(Given data)

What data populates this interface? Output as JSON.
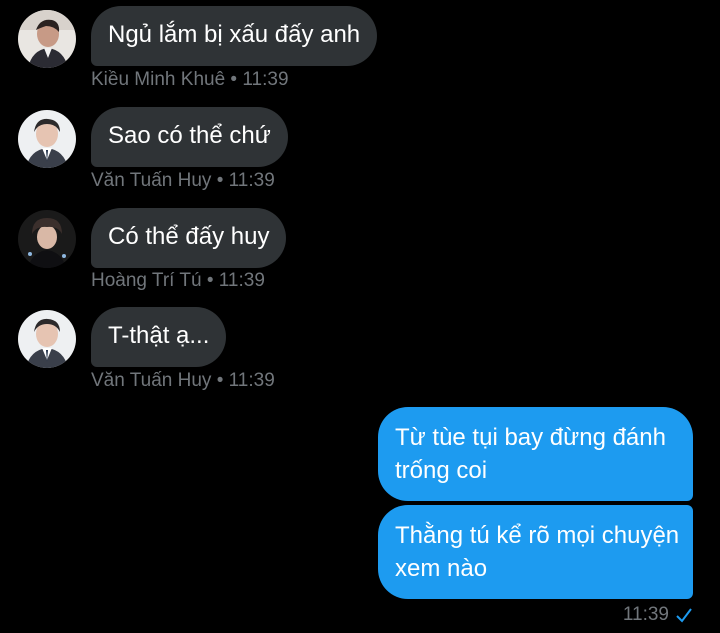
{
  "messages": [
    {
      "text": "Ngủ lắm bị xấu đấy anh",
      "sender": "Kiều Minh Khuê",
      "time": "11:39",
      "avatar": "avatar-khue"
    },
    {
      "text": "Sao có thể chứ",
      "sender": "Văn Tuấn Huy",
      "time": "11:39",
      "avatar": "avatar-huy"
    },
    {
      "text": "Có thể đấy huy",
      "sender": "Hoàng Trí Tú",
      "time": "11:39",
      "avatar": "avatar-tu"
    },
    {
      "text": "T-thật ạ...",
      "sender": "Văn Tuấn Huy",
      "time": "11:39",
      "avatar": "avatar-huy"
    }
  ],
  "outgoing": [
    {
      "text": "Từ tùe tụi bay đừng đánh trống coi"
    },
    {
      "text": "Thằng tú kể rõ mọi chuyện xem nào"
    }
  ],
  "outgoing_time": "11:39",
  "separator": " • ",
  "colors": {
    "incoming_bubble": "#2f3336",
    "outgoing_bubble": "#1d9bf0",
    "meta_text": "#71767b",
    "background": "#000000"
  }
}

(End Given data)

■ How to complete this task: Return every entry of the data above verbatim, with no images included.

■ Solution:
What data populates this interface? Output as JSON.
{
  "messages": [
    {
      "text": "Ngủ lắm bị xấu đấy anh",
      "sender": "Kiều Minh Khuê",
      "time": "11:39",
      "avatar": "avatar-khue"
    },
    {
      "text": "Sao có thể chứ",
      "sender": "Văn Tuấn Huy",
      "time": "11:39",
      "avatar": "avatar-huy"
    },
    {
      "text": "Có thể đấy huy",
      "sender": "Hoàng Trí Tú",
      "time": "11:39",
      "avatar": "avatar-tu"
    },
    {
      "text": "T-thật ạ...",
      "sender": "Văn Tuấn Huy",
      "time": "11:39",
      "avatar": "avatar-huy"
    }
  ],
  "outgoing": [
    {
      "text": "Từ tùe tụi bay đừng đánh trống coi"
    },
    {
      "text": "Thằng tú kể rõ mọi chuyện xem nào"
    }
  ],
  "outgoing_time": "11:39",
  "separator": " • ",
  "colors": {
    "incoming_bubble": "#2f3336",
    "outgoing_bubble": "#1d9bf0",
    "meta_text": "#71767b",
    "background": "#000000"
  }
}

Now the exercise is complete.